If you’re trying to promote something, one strategy might be to get influencers talking about it. If you’re bringing a new product to market your strategy may be to educate people about why they need it, and what more expensive product or service it’s replacing. For a non-profit looking to increase donations, your strategy may be to tell stories that personalize the troubles your organization solves.

3. Determine Your Tactics. Here’s where you determine whether a Twitter account, Facebook Fan Page, or YouTube channel will be most effective.

One thing to keep in mind when prioritizing your social media campaigns is that you want to go where your audience is. B2B companies might get the most traction by getting involved in LinkedIn, either by joining appropriate groups, creating their own to attract new clients, or answering questions in the Answers section to establish their expertise. They may also choose to encourage their employees to get on LinkedIn and build out their profiles to give the company a wider reach.

Companies that have products that don’t necessarily scream for social media engagement might instead try creating valuable content. Performing a keyword analysis to determine what effective search terms might be, and creating blog posts, podcasts and videos around those phrases can be help increase online visibility, search engine ranking and drive more qualified leads to the Web site.

4. Plan Your Execution. Joining social media sites may be free, but social media does have a cost. Whether you hire an outside social media consultant or task one or more employees for the work, there is a cost.

Some questions to ask are:

  • Do you (and your staff) have the skills inhouse to launch an effective, sustained campaign?
  • How will you handle negative comments and feedback?
  • Which (or perhaps whether) employees can play in social media spaces on behalf of the company?
  • If you do hire a consultant, what will their role be? Will they tweet for you? Engage your fans on Facebook or forward leads to your sales team? Will they get you going, or will you enter into an ongoing engagement with them?

5. Measure Your Results. Social media is fairly new, and some hard numbers on its effectiveness–or even what to measure–are difficult to come by. Here are some suggestions on how you can measure the ROI on any social media campaign:

  • Don’t discount soft numbers. The number of followers you have on Twitter (especially in relation to how many people you follow on Twitter), the number of fans on Facebook, and your subscribers on YouTube are all “soft numbers.” None of these directly increases your revenues. However, they do represent “social proof.” Just like when someone steps out of a limo wearing a stylish tuxedo, there’s a certain amount of social proof that this person has “made it.” (And like that example, these numbers can be artificially influenced.)
  • Measure hard numbers.If you’re tasked with showing your boss that tweeting matters, you’re probably going to have to show her more than just the number of followers you have.

    If you get business or sales through your Web site, you can look at your traffic reports to see where your traffic is coming from. At flyte, most of our recent “referrers” are from blogs or social media sites.

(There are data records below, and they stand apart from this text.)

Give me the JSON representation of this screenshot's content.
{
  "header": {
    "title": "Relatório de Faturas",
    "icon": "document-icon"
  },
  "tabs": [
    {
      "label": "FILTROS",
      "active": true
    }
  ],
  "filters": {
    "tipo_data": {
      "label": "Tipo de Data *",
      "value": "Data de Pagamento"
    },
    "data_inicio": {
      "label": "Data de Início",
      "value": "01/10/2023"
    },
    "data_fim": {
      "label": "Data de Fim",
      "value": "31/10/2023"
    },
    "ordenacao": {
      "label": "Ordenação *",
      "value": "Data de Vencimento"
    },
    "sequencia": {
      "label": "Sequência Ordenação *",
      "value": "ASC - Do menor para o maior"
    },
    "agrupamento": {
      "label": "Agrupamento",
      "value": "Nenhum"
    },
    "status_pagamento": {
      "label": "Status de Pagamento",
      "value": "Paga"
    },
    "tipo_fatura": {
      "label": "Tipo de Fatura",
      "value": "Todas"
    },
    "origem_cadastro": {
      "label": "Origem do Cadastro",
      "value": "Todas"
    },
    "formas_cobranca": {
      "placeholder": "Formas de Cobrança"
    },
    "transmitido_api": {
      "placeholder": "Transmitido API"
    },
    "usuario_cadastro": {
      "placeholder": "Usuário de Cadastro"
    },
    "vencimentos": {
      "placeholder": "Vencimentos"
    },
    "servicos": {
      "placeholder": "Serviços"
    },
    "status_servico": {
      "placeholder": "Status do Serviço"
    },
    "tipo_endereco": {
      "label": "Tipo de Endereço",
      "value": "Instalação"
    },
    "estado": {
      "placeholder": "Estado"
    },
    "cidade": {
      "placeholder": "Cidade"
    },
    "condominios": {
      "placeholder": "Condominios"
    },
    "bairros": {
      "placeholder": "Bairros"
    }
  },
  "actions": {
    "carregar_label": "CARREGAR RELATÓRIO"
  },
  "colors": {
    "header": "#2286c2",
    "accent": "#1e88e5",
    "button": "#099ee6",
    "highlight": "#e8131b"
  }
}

That means that our blogging and social media activity is directly increasing the qualified leads from our Web site.

    You can dig even deeper by setting up Google Analytic goals and measure whether or not this traffic is taking desired actions on your site, like completing a contact form or purchasing a product.

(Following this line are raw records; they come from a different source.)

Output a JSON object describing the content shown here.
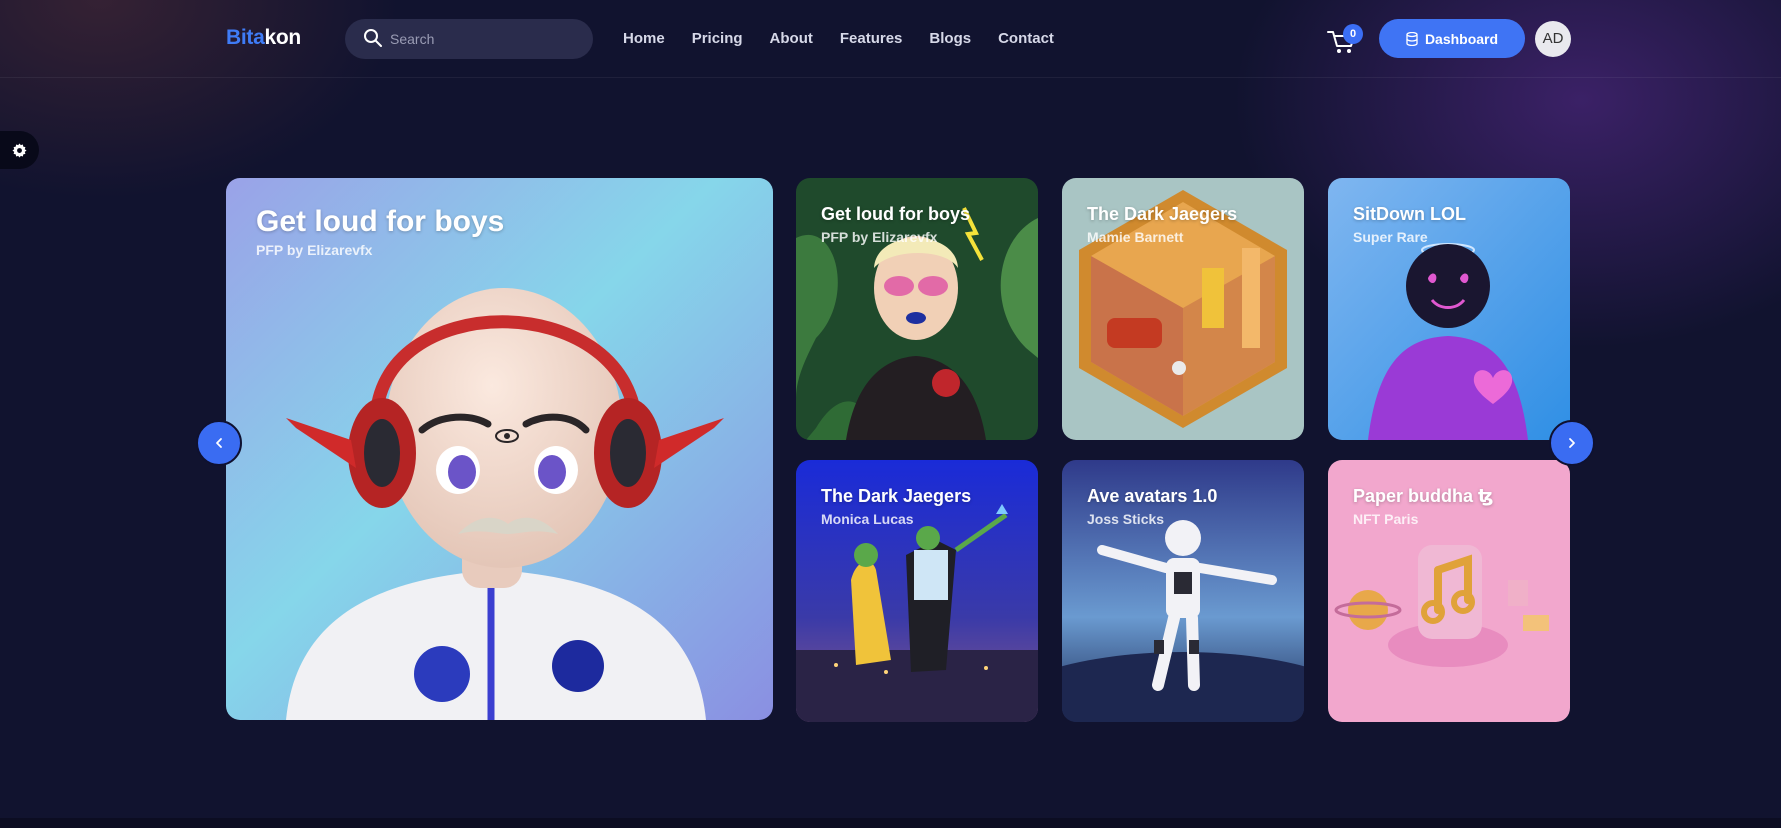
{
  "brand": {
    "part1": "Bita",
    "part2": "kon"
  },
  "search": {
    "placeholder": "Search"
  },
  "nav": [
    "Home",
    "Pricing",
    "About",
    "Features",
    "Blogs",
    "Contact"
  ],
  "cart": {
    "count": "0",
    "icon": "cart-icon"
  },
  "dashboard_button": {
    "label": "Dashboard",
    "icon": "database-icon"
  },
  "avatar": {
    "initials": "AD"
  },
  "settings": {
    "icon": "gear-icon"
  },
  "featured": {
    "title": "Get loud for boys",
    "subtitle": "PFP by Elizarevfx"
  },
  "cards": [
    {
      "title": "Get loud for boys",
      "subtitle": "PFP by Elizarevfx"
    },
    {
      "title": "The Dark Jaegers",
      "subtitle": "Mamie Barnett"
    },
    {
      "title": "SitDown LOL",
      "subtitle": "Super Rare"
    },
    {
      "title": "The Dark Jaegers",
      "subtitle": "Monica Lucas"
    },
    {
      "title": "Ave avatars 1.0",
      "subtitle": "Joss Sticks"
    },
    {
      "title": "Paper buddha ꜩ",
      "subtitle": "NFT Paris"
    }
  ],
  "carousel": {
    "prev_icon": "chevron-left-icon",
    "next_icon": "chevron-right-icon"
  },
  "colors": {
    "background": "#11132f",
    "accent": "#3f74f4"
  }
}
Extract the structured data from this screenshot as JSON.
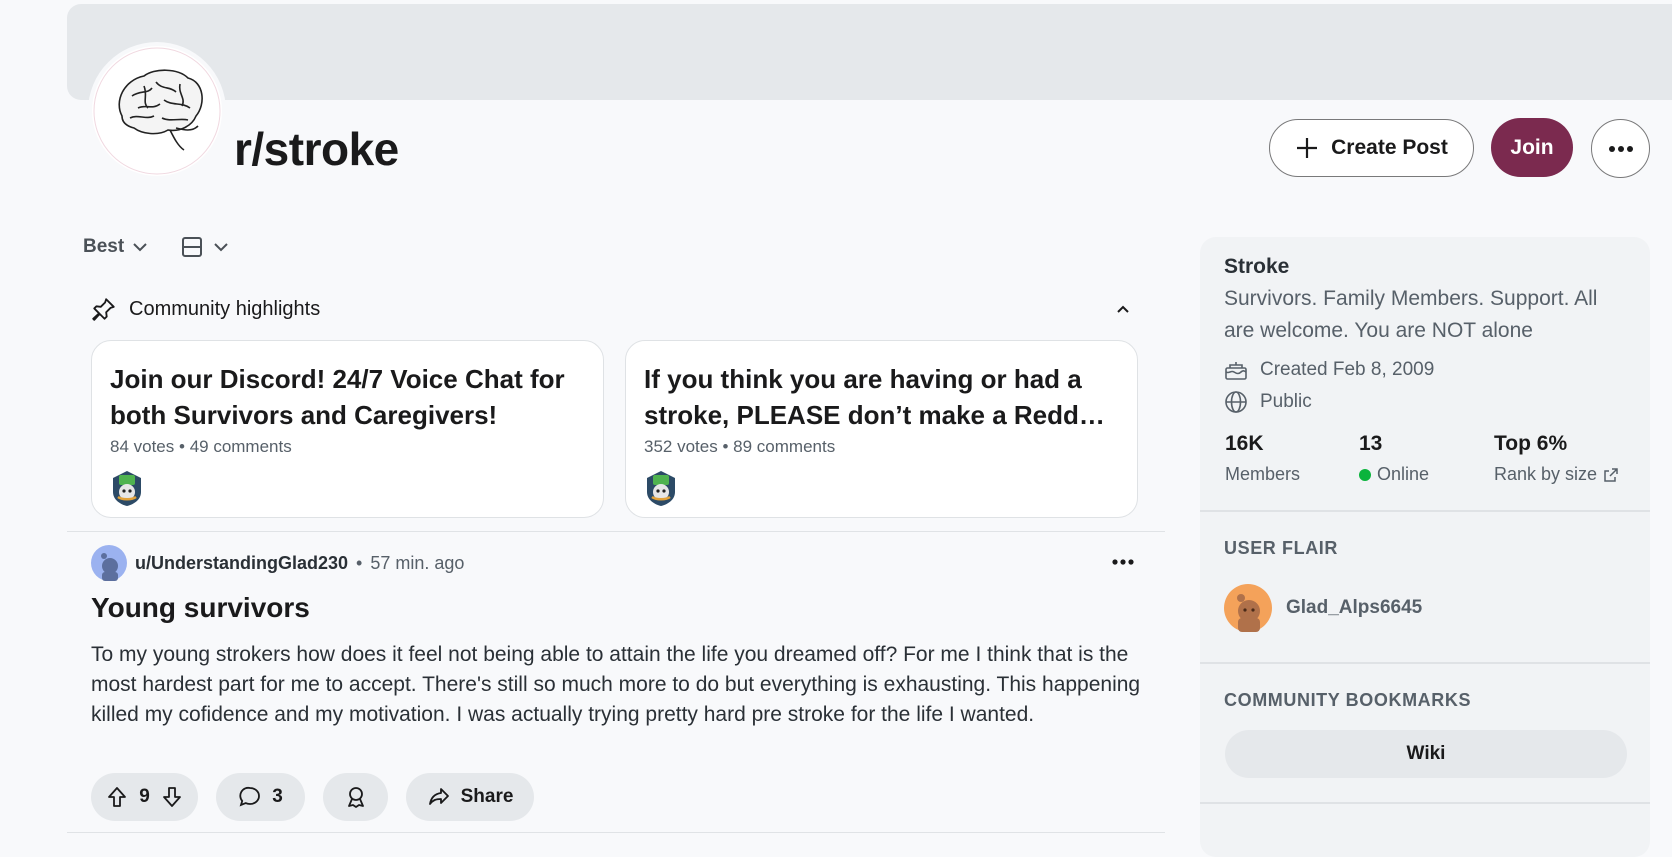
{
  "subreddit": {
    "name": "r/stroke",
    "create_post_label": "Create Post",
    "join_label": "Join"
  },
  "feed": {
    "sort_label": "Best",
    "highlights_label": "Community highlights",
    "highlights": [
      {
        "title": "Join our Discord! 24/7 Voice Chat for both Survivors and Caregivers!",
        "votes": "84 votes",
        "comments": "49 comments"
      },
      {
        "title": "If you think you are having or had a stroke, PLEASE don’t make a Redd…",
        "votes": "352 votes",
        "comments": "89 comments"
      }
    ],
    "post": {
      "author": "u/UnderstandingGlad230",
      "time": "57 min. ago",
      "title": "Young survivors",
      "body": "To my young strokers how does it feel not being able to attain the life you dreamed off? For me I think that is the most hardest part for me to accept. There's still so much more to do but everything is exhausting. This happening killed my cofidence and my motivation. I was actually trying pretty hard pre stroke for the life I wanted.",
      "votes": "9",
      "comments": "3",
      "share_label": "Share"
    }
  },
  "sidebar": {
    "title": "Stroke",
    "description": "Survivors. Family Members. Support. All are welcome. You are NOT alone",
    "created": "Created Feb 8, 2009",
    "visibility": "Public",
    "stats": [
      {
        "value": "16K",
        "label": "Members"
      },
      {
        "value": "13",
        "label": "Online"
      },
      {
        "value": "Top 6%",
        "label": "Rank by size"
      }
    ],
    "user_flair_heading": "USER FLAIR",
    "user_flair_name": "Glad_Alps6645",
    "bookmarks_heading": "COMMUNITY BOOKMARKS",
    "bookmark_wiki": "Wiki",
    "colors": {
      "join": "#7b2a4f",
      "online": "#0bb43c"
    }
  }
}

    By using URL-shorteners like you can easily track specific traffic to different campaigns to see whether it was your blog post, your online video or the link you posted to Twitter that brought in that big new client.

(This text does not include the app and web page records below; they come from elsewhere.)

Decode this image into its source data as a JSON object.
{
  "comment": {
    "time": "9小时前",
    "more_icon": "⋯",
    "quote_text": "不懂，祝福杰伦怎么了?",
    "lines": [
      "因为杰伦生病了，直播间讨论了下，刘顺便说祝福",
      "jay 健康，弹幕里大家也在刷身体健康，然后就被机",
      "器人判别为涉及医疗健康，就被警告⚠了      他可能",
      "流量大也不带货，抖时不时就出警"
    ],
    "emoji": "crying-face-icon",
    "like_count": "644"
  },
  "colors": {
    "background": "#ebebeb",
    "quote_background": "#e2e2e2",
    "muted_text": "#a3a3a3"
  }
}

In Conclusion
When businesses hear stories about Blendtec’s viral video success, or Dell selling millions of dollars in product through Twitter, they assume social media is a get rich quick scheme, for better and worse.

However, for most of us, social media is an investment in our future success. It takes planning, hard work and a results-oriented focus to work. It doesn’t happen overnight, but rather like a snowball rolling downhill, it builds momentum over time.

If you need help or advice on creating your own social media campaign contact flyte new media today.

–Rich Brooks
President, flyte new media